January 11, 2016 / Personal
A Story of Childhood
After only a few moments of playing on the swings, the cousins were bored and they ventured into the woods. The sun was setting and it appeared to make their skin glow a yellowy pink. The cousins climbed into the trees as if they were monkeys in a jungle and broke off the dead, dry branches and vines. They collected sticks off of the ground and handfuls of pine needles and dry earth. They found empty cardboard beer and soda boxes in the garage. There was even an old, cumbersome desk that one of the boys dragged out. This was going to be the biggest bonfire ever!
The eldest boy held his machete with both hands and chopped at some of the larger branches, swinging with all of his might. Whack! Whack! Whack! He only stopped for a moment to wipe a trickle of sweat from his brow. He knew that soon there would be a liter of soda for each of them and plenty of marshmallows and chocolate to go around for s’mores!
As the sky cooled from a brooding fuschia to a soothing cerulean blue that felt like a warm, fuzzy blanket that wrapped itself around you, the boy struck a match and threw it onto the pile. He lit another and another and another. There was mostly smoke at first, and for a few moments they became frustrated and one of the boys kicked at the pile and shouted. But ever so slowly, a bright, yellow, flickering tongue of a flame slithered up and around one of the branches and the fire began to take hold. Then before they knew it, the fire had devoured the cardboard boxes and giant flames leapt into the air, reaching for the darkness of the night. Sparks cracked and popped up into the sky and the cousins stared at the fire in awe, then jumped and clapped their hands with joy. They had created a living, breathing beast that roared and snarled to be fed more! It appeared that it might even snatch up one of the children if they got too close, but they were quick and darted and dashed beyond the fires grasp. They tossed on more sticks and boxes and they poked at the beast until they were exhausted and there was nothing left to throw onto the fire. The cousins collapsed in a circle on the ground and sat silently. They watched until the rage began to quiver and recede and the reflections in their eyes began to fade.

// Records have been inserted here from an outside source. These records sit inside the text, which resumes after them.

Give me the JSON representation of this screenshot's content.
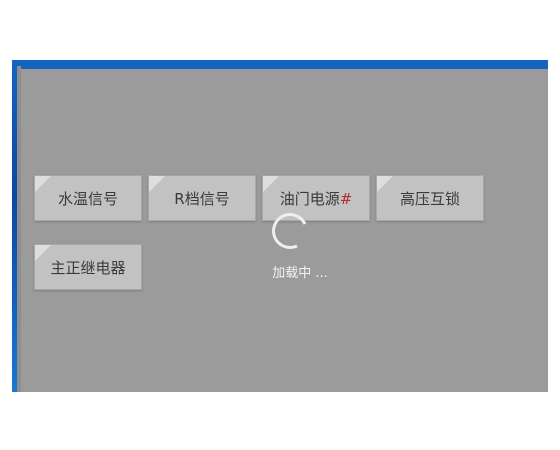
{
  "buttons": [
    {
      "label": "水温信号"
    },
    {
      "label": "R档信号"
    },
    {
      "label_main": "油门电源",
      "label_extra": "#"
    },
    {
      "label": "高压互锁"
    },
    {
      "label": "主正继电器"
    }
  ],
  "loading": {
    "text": "加载中 ..."
  },
  "colors": {
    "panel": "#9b9b9b",
    "button": "#c2c2c2",
    "desktop": "#1565c0"
  },
  "icons": {
    "spinner": "loading-spinner-icon"
  }
}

They sighed, they yawned and they rubbed their weary little eyes. Everything had turned to ash. Every branch, box and pine needle (and most of the desk) had disappeared, been turned to dust, to be returned to the earth and start as something new.